> [Required action]:
Show only those lines of the entries where the string "JSON" is found.

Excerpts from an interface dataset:
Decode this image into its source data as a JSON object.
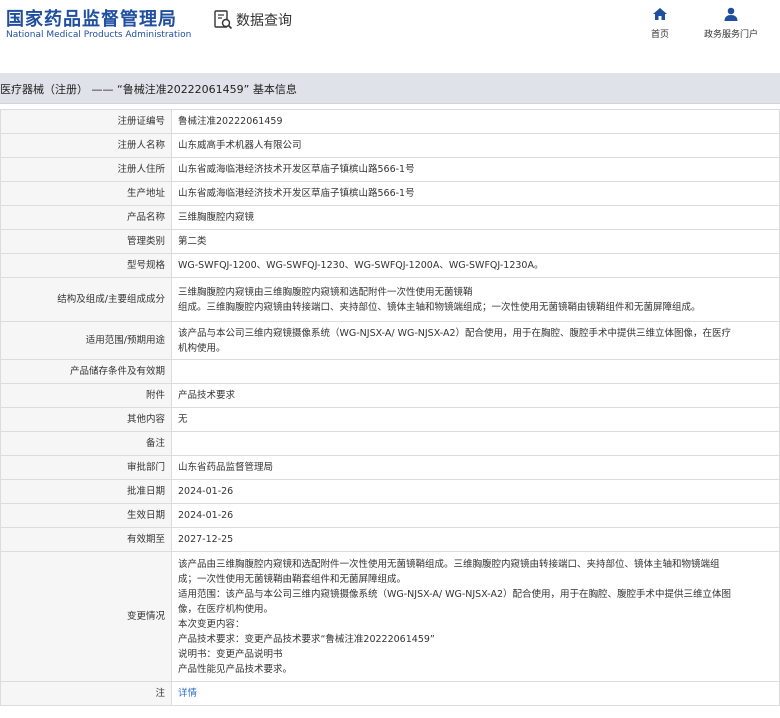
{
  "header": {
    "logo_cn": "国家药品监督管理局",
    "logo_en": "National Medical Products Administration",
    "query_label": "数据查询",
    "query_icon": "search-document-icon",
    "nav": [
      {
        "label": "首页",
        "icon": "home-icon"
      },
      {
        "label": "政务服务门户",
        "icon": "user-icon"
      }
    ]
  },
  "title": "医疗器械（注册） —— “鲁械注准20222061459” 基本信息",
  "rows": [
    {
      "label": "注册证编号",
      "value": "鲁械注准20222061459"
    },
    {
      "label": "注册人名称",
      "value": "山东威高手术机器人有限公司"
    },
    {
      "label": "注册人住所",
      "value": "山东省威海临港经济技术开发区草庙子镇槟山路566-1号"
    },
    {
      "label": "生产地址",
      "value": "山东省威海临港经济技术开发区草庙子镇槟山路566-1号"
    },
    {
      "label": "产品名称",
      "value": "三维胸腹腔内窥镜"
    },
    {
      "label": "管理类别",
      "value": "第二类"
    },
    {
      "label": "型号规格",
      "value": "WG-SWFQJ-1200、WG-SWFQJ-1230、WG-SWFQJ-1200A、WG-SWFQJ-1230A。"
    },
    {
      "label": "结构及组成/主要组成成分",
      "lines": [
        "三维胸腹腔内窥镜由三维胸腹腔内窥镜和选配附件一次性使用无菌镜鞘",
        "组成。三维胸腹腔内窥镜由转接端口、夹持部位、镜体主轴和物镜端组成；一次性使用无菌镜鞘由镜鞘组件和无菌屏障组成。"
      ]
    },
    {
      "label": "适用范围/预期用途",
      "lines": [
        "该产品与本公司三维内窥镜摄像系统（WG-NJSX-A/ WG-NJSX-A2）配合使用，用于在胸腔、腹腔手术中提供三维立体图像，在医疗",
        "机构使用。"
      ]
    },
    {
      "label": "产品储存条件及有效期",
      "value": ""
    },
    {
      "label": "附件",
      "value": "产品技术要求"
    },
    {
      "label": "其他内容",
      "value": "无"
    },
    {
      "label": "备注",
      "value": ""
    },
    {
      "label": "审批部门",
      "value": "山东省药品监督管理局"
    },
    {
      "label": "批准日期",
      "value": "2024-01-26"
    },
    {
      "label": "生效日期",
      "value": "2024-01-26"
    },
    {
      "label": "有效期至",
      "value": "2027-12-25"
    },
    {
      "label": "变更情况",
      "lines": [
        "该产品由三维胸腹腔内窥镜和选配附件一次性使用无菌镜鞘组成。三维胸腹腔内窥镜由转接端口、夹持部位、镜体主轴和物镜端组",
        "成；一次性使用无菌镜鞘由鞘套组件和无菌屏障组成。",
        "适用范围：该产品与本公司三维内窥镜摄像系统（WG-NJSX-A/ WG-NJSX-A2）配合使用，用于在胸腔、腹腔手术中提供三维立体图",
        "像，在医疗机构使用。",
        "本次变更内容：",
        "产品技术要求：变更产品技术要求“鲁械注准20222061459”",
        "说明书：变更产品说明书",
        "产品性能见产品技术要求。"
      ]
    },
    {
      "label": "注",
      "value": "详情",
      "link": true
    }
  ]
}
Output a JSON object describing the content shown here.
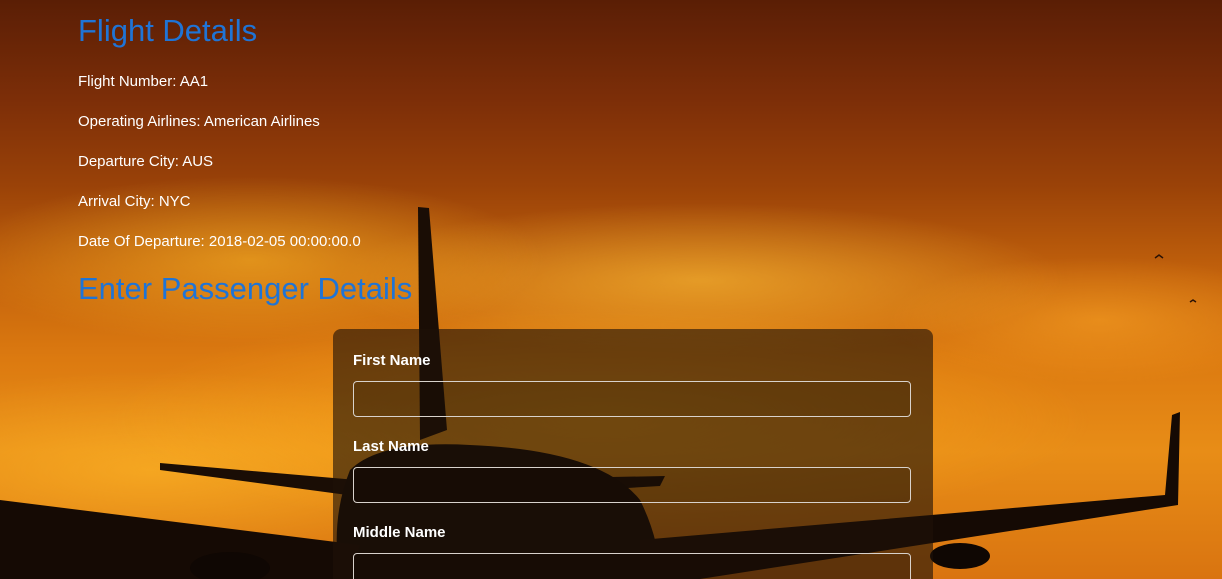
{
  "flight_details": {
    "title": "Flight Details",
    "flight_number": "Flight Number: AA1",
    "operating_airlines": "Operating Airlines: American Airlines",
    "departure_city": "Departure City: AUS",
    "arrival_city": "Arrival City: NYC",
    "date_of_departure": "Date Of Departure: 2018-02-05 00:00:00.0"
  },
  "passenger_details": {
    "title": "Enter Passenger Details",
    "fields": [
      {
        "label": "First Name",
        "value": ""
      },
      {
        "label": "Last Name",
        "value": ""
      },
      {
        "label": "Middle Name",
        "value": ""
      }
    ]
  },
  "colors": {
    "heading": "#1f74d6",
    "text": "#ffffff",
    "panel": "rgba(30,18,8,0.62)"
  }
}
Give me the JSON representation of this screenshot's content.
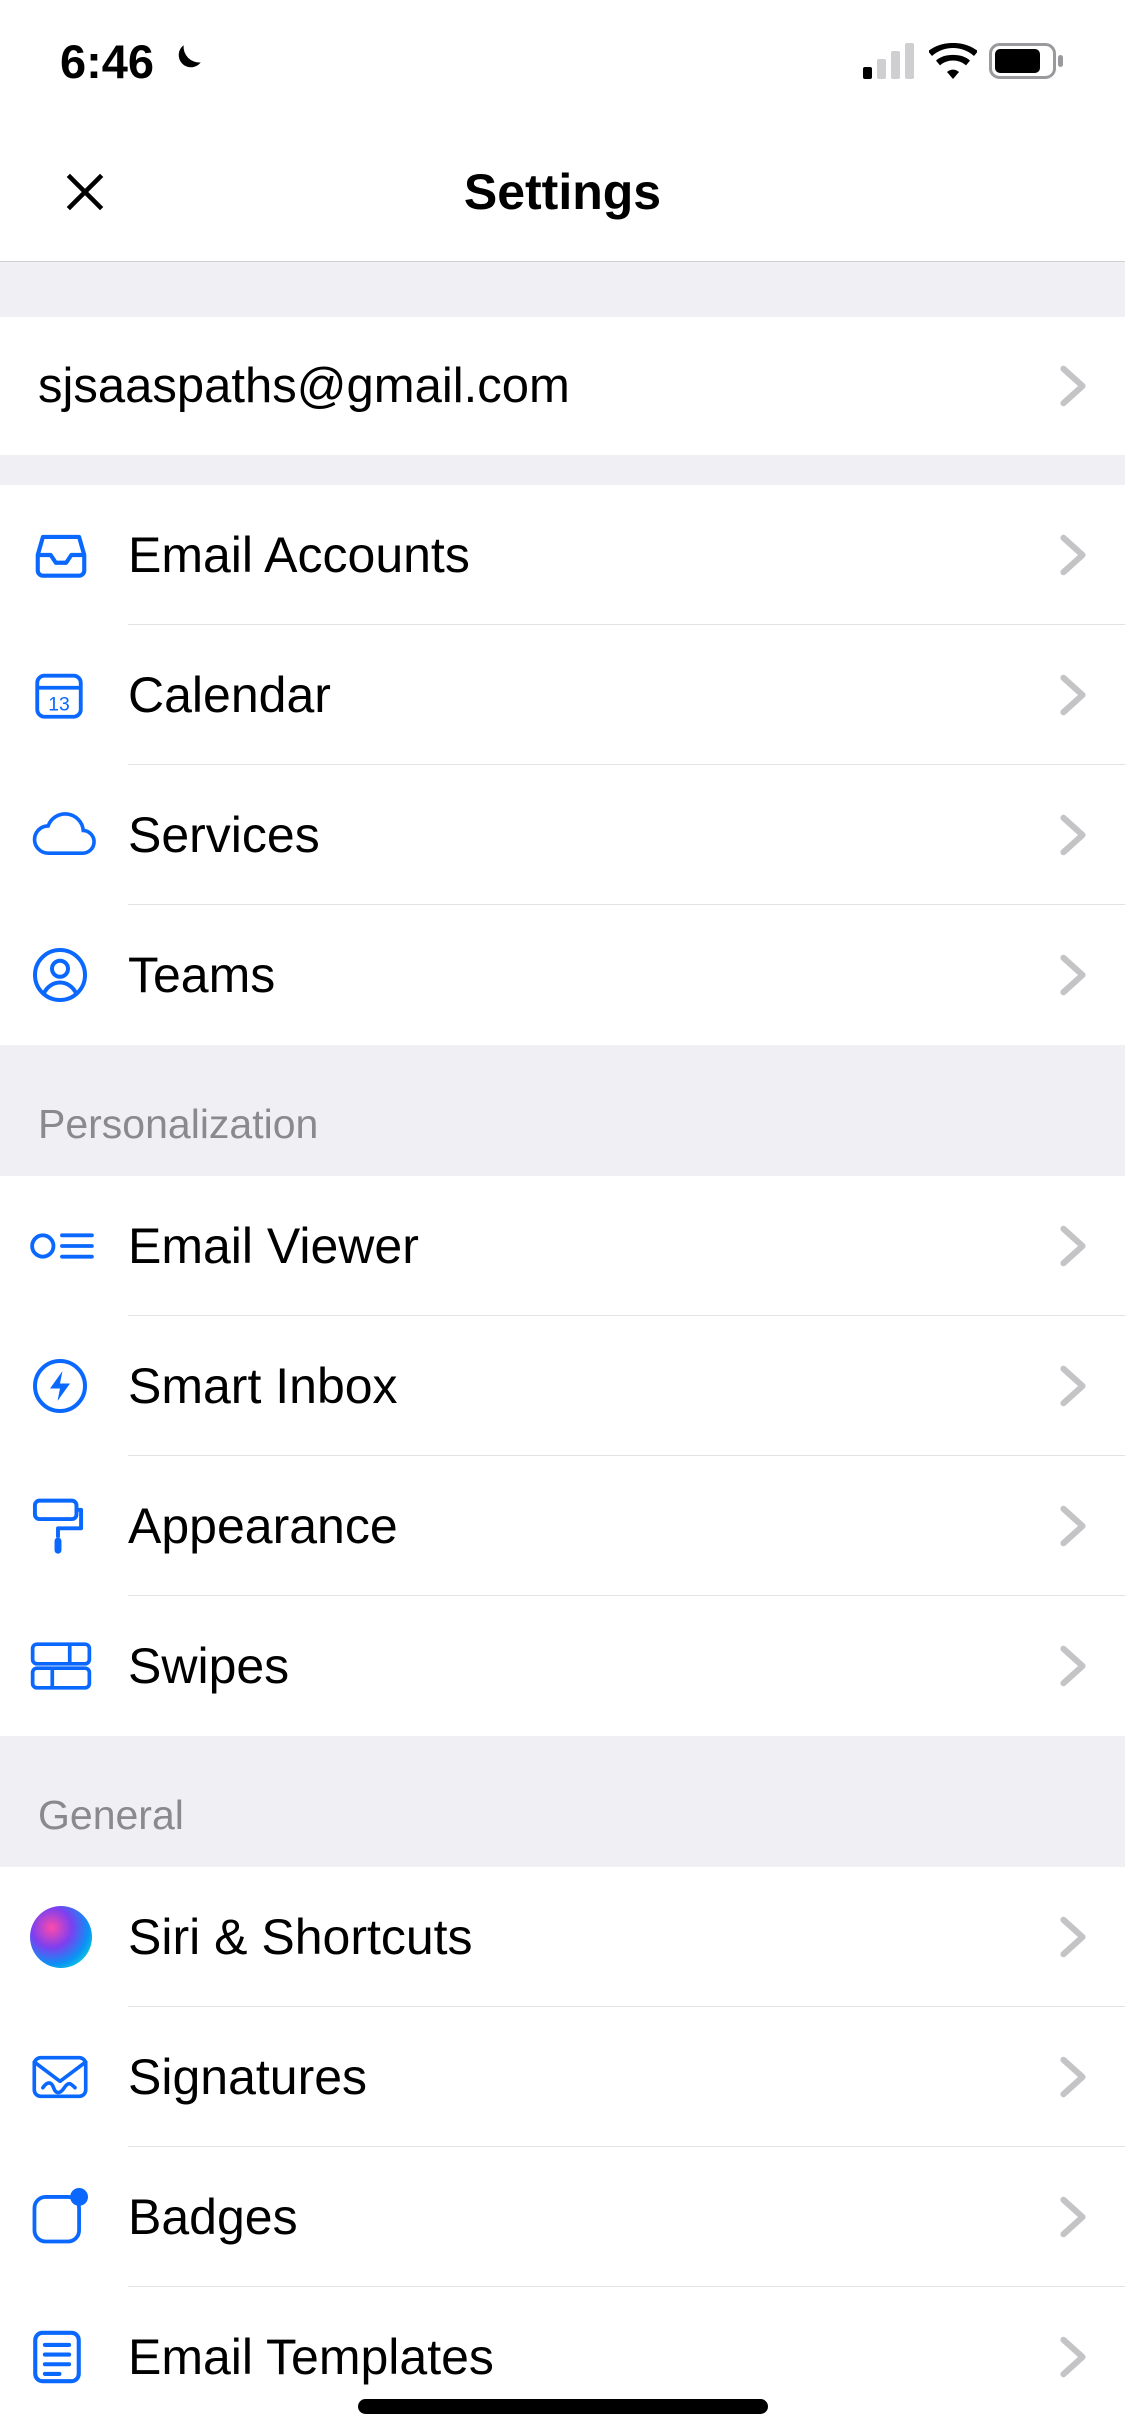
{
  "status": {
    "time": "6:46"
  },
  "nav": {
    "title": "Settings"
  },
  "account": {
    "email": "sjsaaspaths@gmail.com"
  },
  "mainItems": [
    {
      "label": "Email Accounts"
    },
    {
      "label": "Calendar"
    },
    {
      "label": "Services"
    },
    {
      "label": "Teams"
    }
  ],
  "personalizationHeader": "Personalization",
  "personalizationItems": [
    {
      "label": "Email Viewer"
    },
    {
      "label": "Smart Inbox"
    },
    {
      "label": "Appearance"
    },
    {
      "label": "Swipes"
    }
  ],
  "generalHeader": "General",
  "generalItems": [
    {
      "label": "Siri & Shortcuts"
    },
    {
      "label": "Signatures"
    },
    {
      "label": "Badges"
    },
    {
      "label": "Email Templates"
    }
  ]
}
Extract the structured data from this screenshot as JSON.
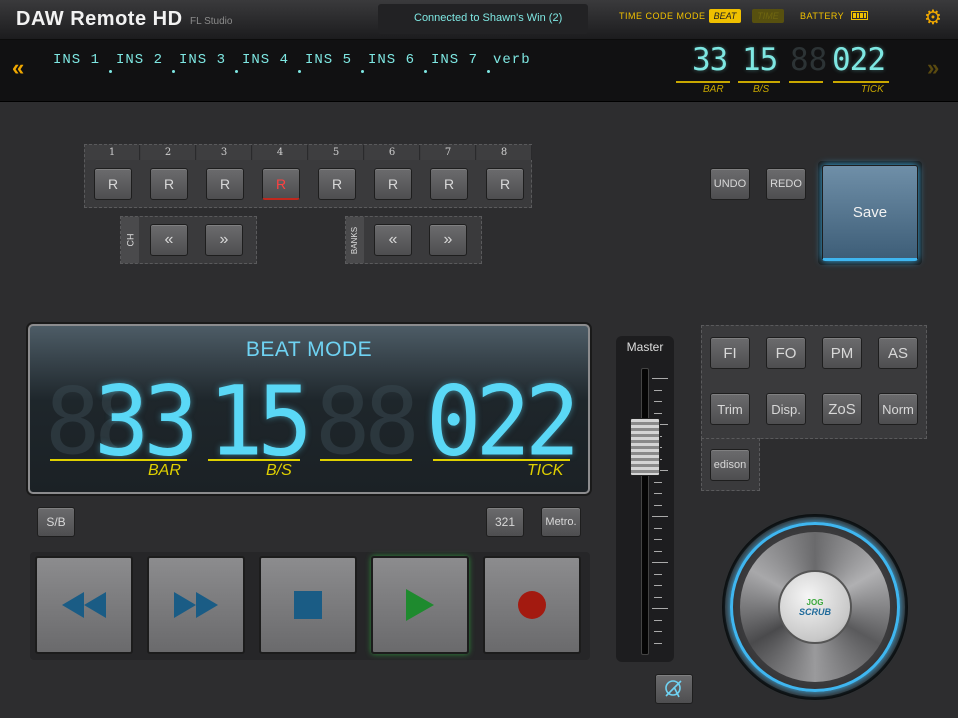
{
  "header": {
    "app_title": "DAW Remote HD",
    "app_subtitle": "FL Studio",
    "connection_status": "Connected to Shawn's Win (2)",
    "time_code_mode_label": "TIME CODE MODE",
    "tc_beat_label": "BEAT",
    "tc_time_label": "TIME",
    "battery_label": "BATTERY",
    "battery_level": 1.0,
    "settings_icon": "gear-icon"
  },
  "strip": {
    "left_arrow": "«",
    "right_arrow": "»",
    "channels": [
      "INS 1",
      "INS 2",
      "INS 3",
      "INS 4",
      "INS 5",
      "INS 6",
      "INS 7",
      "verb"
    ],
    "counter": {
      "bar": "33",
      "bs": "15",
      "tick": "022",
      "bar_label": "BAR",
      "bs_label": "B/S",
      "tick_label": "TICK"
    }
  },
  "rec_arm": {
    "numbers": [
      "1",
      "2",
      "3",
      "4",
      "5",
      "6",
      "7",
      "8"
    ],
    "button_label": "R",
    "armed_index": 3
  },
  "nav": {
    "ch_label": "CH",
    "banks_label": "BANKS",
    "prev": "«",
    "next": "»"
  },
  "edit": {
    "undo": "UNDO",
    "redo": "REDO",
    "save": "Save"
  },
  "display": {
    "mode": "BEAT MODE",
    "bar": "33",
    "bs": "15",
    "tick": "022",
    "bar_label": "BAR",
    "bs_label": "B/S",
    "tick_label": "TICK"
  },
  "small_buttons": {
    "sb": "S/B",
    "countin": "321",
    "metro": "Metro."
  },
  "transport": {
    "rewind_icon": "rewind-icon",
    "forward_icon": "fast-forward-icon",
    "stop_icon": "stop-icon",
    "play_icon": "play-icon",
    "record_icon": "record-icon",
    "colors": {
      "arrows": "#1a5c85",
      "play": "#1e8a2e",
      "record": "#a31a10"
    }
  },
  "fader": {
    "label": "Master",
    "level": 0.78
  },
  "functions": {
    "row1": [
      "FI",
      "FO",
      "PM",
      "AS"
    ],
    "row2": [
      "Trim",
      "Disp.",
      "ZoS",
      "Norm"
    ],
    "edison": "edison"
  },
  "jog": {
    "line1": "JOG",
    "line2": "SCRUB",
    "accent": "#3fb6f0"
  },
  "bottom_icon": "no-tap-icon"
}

> [Result of the task]:
Decode this image into its source data as a JSON object.
Output a JSON object describing the content shown here.
Give me the JSON representation of this screenshot's content.
Extract the structured data from this screenshot as JSON.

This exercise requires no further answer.